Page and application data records
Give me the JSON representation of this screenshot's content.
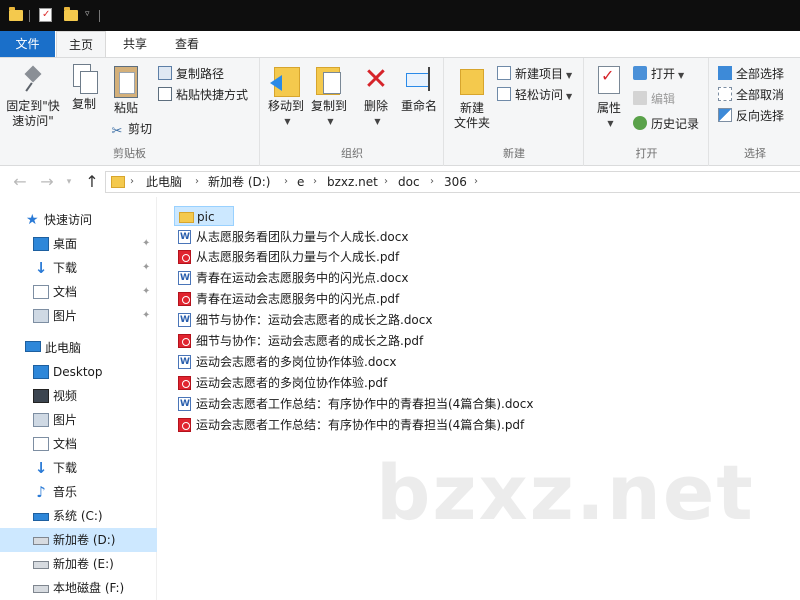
{
  "tabs": {
    "file": "文件",
    "home": "主页",
    "share": "共享",
    "view": "查看"
  },
  "ribbon": {
    "clipboard": {
      "label": "剪贴板",
      "pin_line1": "固定到\"快",
      "pin_line2": "速访问\"",
      "copy": "复制",
      "paste": "粘贴",
      "copy_path": "复制路径",
      "paste_shortcut": "粘贴快捷方式",
      "cut": "剪切"
    },
    "organize": {
      "label": "组织",
      "move_to": "移动到",
      "copy_to": "复制到",
      "delete": "删除",
      "rename": "重命名"
    },
    "new": {
      "label": "新建",
      "new_folder_line1": "新建",
      "new_folder_line2": "文件夹",
      "new_item": "新建项目",
      "easy_access": "轻松访问"
    },
    "open": {
      "label": "打开",
      "properties": "属性",
      "open": "打开",
      "edit": "编辑",
      "history": "历史记录"
    },
    "select": {
      "label": "选择",
      "select_all": "全部选择",
      "select_none": "全部取消",
      "invert": "反向选择"
    }
  },
  "address": {
    "crumbs": [
      "此电脑",
      "新加卷 (D:)",
      "e",
      "bzxz.net",
      "doc",
      "306"
    ]
  },
  "sidebar": {
    "quick_access": "快速访问",
    "quick_items": [
      "桌面",
      "下载",
      "文档",
      "图片"
    ],
    "this_pc": "此电脑",
    "pc_items": [
      "Desktop",
      "视频",
      "图片",
      "文档",
      "下载",
      "音乐",
      "系统 (C:)",
      "新加卷 (D:)",
      "新加卷 (E:)",
      "本地磁盘 (F:)"
    ]
  },
  "files": [
    {
      "name": "pic",
      "type": "folder"
    },
    {
      "name": "从志愿服务看团队力量与个人成长.docx",
      "type": "docx"
    },
    {
      "name": "从志愿服务看团队力量与个人成长.pdf",
      "type": "pdf"
    },
    {
      "name": "青春在运动会志愿服务中的闪光点.docx",
      "type": "docx"
    },
    {
      "name": "青春在运动会志愿服务中的闪光点.pdf",
      "type": "pdf"
    },
    {
      "name": "细节与协作：运动会志愿者的成长之路.docx",
      "type": "docx"
    },
    {
      "name": "细节与协作：运动会志愿者的成长之路.pdf",
      "type": "pdf"
    },
    {
      "name": "运动会志愿者的多岗位协作体验.docx",
      "type": "docx"
    },
    {
      "name": "运动会志愿者的多岗位协作体验.pdf",
      "type": "pdf"
    },
    {
      "name": "运动会志愿者工作总结：有序协作中的青春担当(4篇合集).docx",
      "type": "docx"
    },
    {
      "name": "运动会志愿者工作总结：有序协作中的青春担当(4篇合集).pdf",
      "type": "pdf"
    }
  ],
  "watermark": "bzxz.net",
  "colors": {
    "accent": "#1a6fc9",
    "selection": "#cde8ff",
    "folder": "#f4c94d",
    "pdf": "#e0242f",
    "titlebar": "#0e0e0e"
  }
}
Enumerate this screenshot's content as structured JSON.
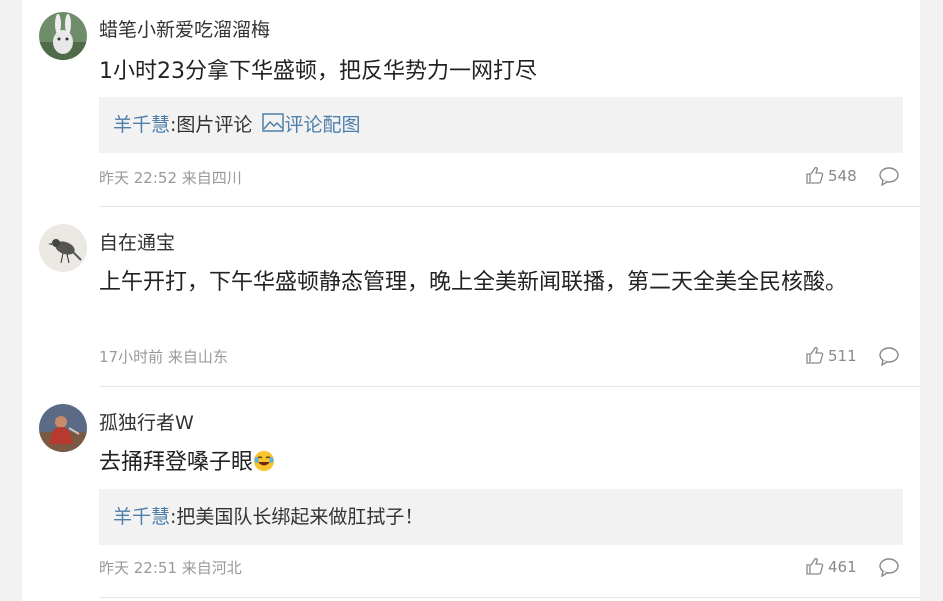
{
  "comments": [
    {
      "username": "蜡笔小新爱吃溜溜梅",
      "text": "1小时23分拿下华盛顿，把反华势力一网打尽",
      "reply_user": "羊千慧",
      "reply_text": ":图片评论 ",
      "reply_link": "评论配图",
      "meta": "昨天 22:52 来自四川",
      "likes": "548",
      "avatar_icon": "rabbit-avatar"
    },
    {
      "username": "自在通宝",
      "text": "上午开打，下午华盛顿静态管理，晚上全美新闻联播，第二天全美全民核酸。",
      "meta": "17小时前 来自山东",
      "likes": "511",
      "avatar_icon": "bird-avatar"
    },
    {
      "username": "孤独行者W",
      "text": "去捅拜登嗓子眼",
      "reply_user": "羊千慧",
      "reply_text": ":把美国队长绑起来做肛拭子！",
      "meta": "昨天 22:51 来自河北",
      "likes": "461",
      "avatar_icon": "figure-avatar",
      "emoji": "laughing-crying-emoji"
    }
  ],
  "colors": {
    "link": "#4e7faa",
    "meta": "#999999",
    "reply_bg": "#f2f2f2"
  }
}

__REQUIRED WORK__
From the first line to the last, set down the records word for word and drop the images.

__YOUR SOLUTION__
Give me the JSON representation of this screenshot's content.
{
  "tabs": {
    "file": "文件",
    "home": "主页",
    "share": "共享",
    "view": "查看"
  },
  "ribbon": {
    "clipboard": {
      "label": "剪贴板",
      "pin_line1": "固定到\"快",
      "pin_line2": "速访问\"",
      "copy": "复制",
      "paste": "粘贴",
      "copy_path": "复制路径",
      "paste_shortcut": "粘贴快捷方式",
      "cut": "剪切"
    },
    "organize": {
      "label": "组织",
      "move_to": "移动到",
      "copy_to": "复制到",
      "delete": "删除",
      "rename": "重命名"
    },
    "new": {
      "label": "新建",
      "new_folder_line1": "新建",
      "new_folder_line2": "文件夹",
      "new_item": "新建项目",
      "easy_access": "轻松访问"
    },
    "open": {
      "label": "打开",
      "properties": "属性",
      "open": "打开",
      "edit": "编辑",
      "history": "历史记录"
    },
    "select": {
      "label": "选择",
      "select_all": "全部选择",
      "select_none": "全部取消",
      "invert": "反向选择"
    }
  },
  "address": {
    "crumbs": [
      "此电脑",
      "新加卷 (D:)",
      "e",
      "bzxz.net",
      "doc",
      "306"
    ]
  },
  "sidebar": {
    "quick_access": "快速访问",
    "quick_items": [
      "桌面",
      "下载",
      "文档",
      "图片"
    ],
    "this_pc": "此电脑",
    "pc_items": [
      "Desktop",
      "视频",
      "图片",
      "文档",
      "下载",
      "音乐",
      "系统 (C:)",
      "新加卷 (D:)",
      "新加卷 (E:)",
      "本地磁盘 (F:)"
    ]
  },
  "files": [
    {
      "name": "pic",
      "type": "folder"
    },
    {
      "name": "从志愿服务看团队力量与个人成长.docx",
      "type": "docx"
    },
    {
      "name": "从志愿服务看团队力量与个人成长.pdf",
      "type": "pdf"
    },
    {
      "name": "青春在运动会志愿服务中的闪光点.docx",
      "type": "docx"
    },
    {
      "name": "青春在运动会志愿服务中的闪光点.pdf",
      "type": "pdf"
    },
    {
      "name": "细节与协作：运动会志愿者的成长之路.docx",
      "type": "docx"
    },
    {
      "name": "细节与协作：运动会志愿者的成长之路.pdf",
      "type": "pdf"
    },
    {
      "name": "运动会志愿者的多岗位协作体验.docx",
      "type": "docx"
    },
    {
      "name": "运动会志愿者的多岗位协作体验.pdf",
      "type": "pdf"
    },
    {
      "name": "运动会志愿者工作总结：有序协作中的青春担当(4篇合集).docx",
      "type": "docx"
    },
    {
      "name": "运动会志愿者工作总结：有序协作中的青春担当(4篇合集).pdf",
      "type": "pdf"
    }
  ],
  "watermark": "bzxz.net",
  "colors": {
    "accent": "#1a6fc9",
    "selection": "#cde8ff",
    "folder": "#f4c94d",
    "pdf": "#e0242f",
    "titlebar": "#0e0e0e"
  }
}
Enumerate this screenshot's content as structured JSON.
{
  "comments": [
    {
      "username": "蜡笔小新爱吃溜溜梅",
      "text": "1小时23分拿下华盛顿，把反华势力一网打尽",
      "reply_user": "羊千慧",
      "reply_text": ":图片评论 ",
      "reply_link": "评论配图",
      "meta": "昨天 22:52 来自四川",
      "likes": "548",
      "avatar_icon": "rabbit-avatar"
    },
    {
      "username": "自在通宝",
      "text": "上午开打，下午华盛顿静态管理，晚上全美新闻联播，第二天全美全民核酸。",
      "meta": "17小时前 来自山东",
      "likes": "511",
      "avatar_icon": "bird-avatar"
    },
    {
      "username": "孤独行者W",
      "text": "去捅拜登嗓子眼",
      "reply_user": "羊千慧",
      "reply_text": ":把美国队长绑起来做肛拭子！",
      "meta": "昨天 22:51 来自河北",
      "likes": "461",
      "avatar_icon": "figure-avatar",
      "emoji": "laughing-crying-emoji"
    }
  ],
  "colors": {
    "link": "#4e7faa",
    "meta": "#999999",
    "reply_bg": "#f2f2f2"
  }
}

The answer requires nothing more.